Course Learning Objectives
Upon successfully completing this course, students will be able to:
- Utilize financial, market, quality, operational, and utilization data to apply in decision making
- Define the various data needs within healthcare and how data impacts decision making and accountability
- Identify the appropriate analytical tools for financial, market, quality, operational, and utilization analysis, and evaluate the analytic methods used by other students and provide feedback for improvement
- Explain how the application of quantitative tools and methods influences the quality and efficiency of decision making
- Combine various datasets in an integrated approach to demonstrate the impact on the overall organization
- Develop and present recommendations based on findings from hospital-based case study
Course DescriptionExamines how information processing power can be applied to increase quality and decrease cost in healthcare. Emphasizes the importance of understanding analytics as a healthcare manager. Focuses on five themes related to managing a healthcare organization: finance, quality, market, operations, and utilization. Reviews theories such as data formats, database structures, and analysis methods. Explains how data is collected, prepared, and applied to make a positive impact. Real world examples provided during each session so that students can use the lecture materials to solve problems. Develops future healthcare leaders who can understand the details as well as think critically beyond the data.
Intended AudiencePriority enrollment to students for whom this course is required by their program: MHA, DrPH Leadership & Management, HFM certificate and MPH Leadership & Management concentration students.

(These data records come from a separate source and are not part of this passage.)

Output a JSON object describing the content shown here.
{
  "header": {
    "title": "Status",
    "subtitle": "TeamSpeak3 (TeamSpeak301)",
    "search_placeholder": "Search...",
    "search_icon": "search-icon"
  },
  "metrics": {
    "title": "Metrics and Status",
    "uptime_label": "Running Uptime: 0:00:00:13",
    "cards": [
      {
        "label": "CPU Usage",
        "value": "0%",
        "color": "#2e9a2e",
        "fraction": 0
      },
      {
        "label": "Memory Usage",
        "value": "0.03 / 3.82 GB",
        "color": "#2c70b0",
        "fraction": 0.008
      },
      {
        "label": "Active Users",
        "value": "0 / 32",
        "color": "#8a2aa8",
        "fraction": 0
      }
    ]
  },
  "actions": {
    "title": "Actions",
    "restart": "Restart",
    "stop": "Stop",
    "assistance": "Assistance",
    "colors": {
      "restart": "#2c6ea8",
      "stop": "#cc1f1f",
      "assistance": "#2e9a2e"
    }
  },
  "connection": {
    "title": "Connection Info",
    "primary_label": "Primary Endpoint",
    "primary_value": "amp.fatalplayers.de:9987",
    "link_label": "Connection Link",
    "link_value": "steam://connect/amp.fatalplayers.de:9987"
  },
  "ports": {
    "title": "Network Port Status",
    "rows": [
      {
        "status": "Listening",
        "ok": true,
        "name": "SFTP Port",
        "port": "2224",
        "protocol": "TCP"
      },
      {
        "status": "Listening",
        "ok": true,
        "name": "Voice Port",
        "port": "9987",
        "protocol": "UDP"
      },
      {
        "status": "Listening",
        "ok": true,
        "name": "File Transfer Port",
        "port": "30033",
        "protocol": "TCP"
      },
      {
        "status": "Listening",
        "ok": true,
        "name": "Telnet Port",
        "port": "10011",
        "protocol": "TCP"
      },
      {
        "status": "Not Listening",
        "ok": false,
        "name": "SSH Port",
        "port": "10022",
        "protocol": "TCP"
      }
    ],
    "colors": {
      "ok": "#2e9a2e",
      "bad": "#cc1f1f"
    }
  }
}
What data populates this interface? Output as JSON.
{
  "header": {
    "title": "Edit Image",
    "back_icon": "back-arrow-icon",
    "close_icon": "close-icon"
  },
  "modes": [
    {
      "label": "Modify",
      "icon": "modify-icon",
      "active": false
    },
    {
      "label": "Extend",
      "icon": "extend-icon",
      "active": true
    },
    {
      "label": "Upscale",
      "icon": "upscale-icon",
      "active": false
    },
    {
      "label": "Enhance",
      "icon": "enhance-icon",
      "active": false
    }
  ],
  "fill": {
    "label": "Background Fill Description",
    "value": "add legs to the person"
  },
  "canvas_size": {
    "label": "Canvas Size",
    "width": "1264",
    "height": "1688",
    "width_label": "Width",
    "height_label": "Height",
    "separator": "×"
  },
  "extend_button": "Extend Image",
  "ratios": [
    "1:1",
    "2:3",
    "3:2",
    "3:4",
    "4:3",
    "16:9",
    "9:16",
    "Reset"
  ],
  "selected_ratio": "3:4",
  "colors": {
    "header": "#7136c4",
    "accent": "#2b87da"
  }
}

Methods of AssessmentIn-class exercises 20%, Homework 30%, Final Project 30%, Short paper on current topics in healthcare analytics 10%, Attendance 10%
Intermediate level of MS Access and Excel competence
Please see the course Session for a full list of dates and items for this course.
Academic Ethics Code
The code, discussed in the Policy and Procedure Memorandum for Students, March 31, 2002, will be adhered to in this class:
Students enrolled in the Bloomberg School of Public Health of The Johns Hopkins University assume an obligation to conduct themselves in a manner appropriate to the University's mission as an institution of higher education. A student is obligated to refrain from acts which he or she knows, or under the circumstances has reason to know, impair the academic integrity of the University. Violations of academic integrity include, but are not limited to: cheating; plagiarism; knowingly furnishing false information to any agent of the University for inclusion in the academic record; violation of the rights and welfare of animal or human subjects in research; and misconduct as a member of either School or University committees or recognized groups or organizations.
Disability Support ServicesIf you are a student with a documented disability who requires an academic accommodation, please contact Betty H. Addison in the Office of Student Life Services: firstname.lastname@example.org, 410-955-3034, or 2017 E. Monument Street.